| Breeding objectives in Rose
Important species of Rose:
- To develop varieties suitable for cut flower with long stem for cultivation in open field as well as under protected conditions.
- To develop varieties with enhanced vase life.
- To develop varieties resistant to diseases like black spot, dieback etc.
- To develop varieties resistant to various insect pests like trips, red spider mite, bud borer.
- To develop varieties which are demanded in domestic and international market for varied colour and fragrance
- To develop varieties for the production for rose oil.
- To develop varieties suitable for various uses like cut flower, pot plant, border plant as well as to develop varieties suitable for landscaping purpose.
- To develop varieties for reliving or using as shock absorber.
- To develop varieties for improved yield and quality for open field as well as for protected condition

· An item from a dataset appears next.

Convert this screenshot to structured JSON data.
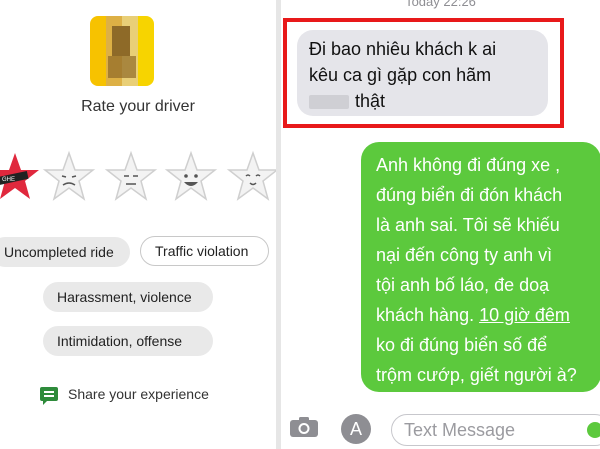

- Develop varieties with new and rare colors.
- To develop thornless varieties.
- B.K. Roychoudhary, a nurseryman of Mihijam in Santhal Parganas, W. B. was possibly the first Indian rose breeder who raised the variety 'Dr. S.D. Mukherjee' in 1935.
- Another nurseryman, B.S. Bhattacharjee of Deoghar evolved a variety named 'Makrishna Dev'.
- The late Dr. B.P. Pal, who was Director of IARI, has been one of the well known rose breeders who took up rose breeding towards the end of fifties and has developed 105 varieties of rose. His first rose variety was 'Rose Sherbet' which is highly fragrant, with the oil content of 0.003 per cent and was released in 1962.
- Besides Dr. B.P. Pal other amateur rose breeders are late Raja Surendra Singh of Nalagarh, M.N . Hardikar, M. S. Viraraghavan, Dr. S. Banerjee, Braham Datt, Dr. Y. K. Hande and S.C. Dey.
Several important species of Asian origin are diploid having chromosome number 14. These are:
A number of Western species with which these Asian hybrids crossed to yield several modern groups of roses are tetraploids with 28 chromosomes. These include Rosa gallica, R. foetida and their derivatives such as Rosa damascena and R. centifolia.
- Rosa chinensis: large climbing evergreen shrub armed with brown, scattered and hook prickles. Flowers single, blush pink or crimson or pink, non-fragrant.
- Rosa gigantea: very vigorous climber with thick, hooked prickles. Flowers large, single, white or pale yellow, fragrant and borne singly.
- Rosa moschata: vigorous climber with reddish, sparsely prickly stems. Flowers with, usually semi double but sometimes single with musk fragrance in terminal clusters.
- Rosa multiflora: deciduous shrub with vigorous climbing branches. Flowers single, white with golden centre of stamens, borne in clusters and scented.
- Rosa wichuriana: a vigorous rambler producing single flowers, white with yellow centre, scented in large clusters. Valuable as a parent of garden ramblers.
- Rosa gallica: shrub rose with stiff erect stems. Distinguished by comparatively thornlesssness but an abundance of small prickles. Flowers single, purplish crimson in small clusters.
- Rosa foetida: erect shrub with prickly stems, flowers single, bright golden yellow with unpleasant aroma, solitary or occasionally in clusters of 2-3. It has given rise to many modern yellow roses.
- Rosa centifolia: loose growing shrub with large flowers, fully double with overlapping petals, strongly fragrant, deep pink with a slight purplish hue towards centre.
- Rosa damascena: Hybrid origin. Old vigorous shrub with exquisite fragrance. Flowers borne in large clusters, semi double, sweet scented, bluish white to deep pink flowers.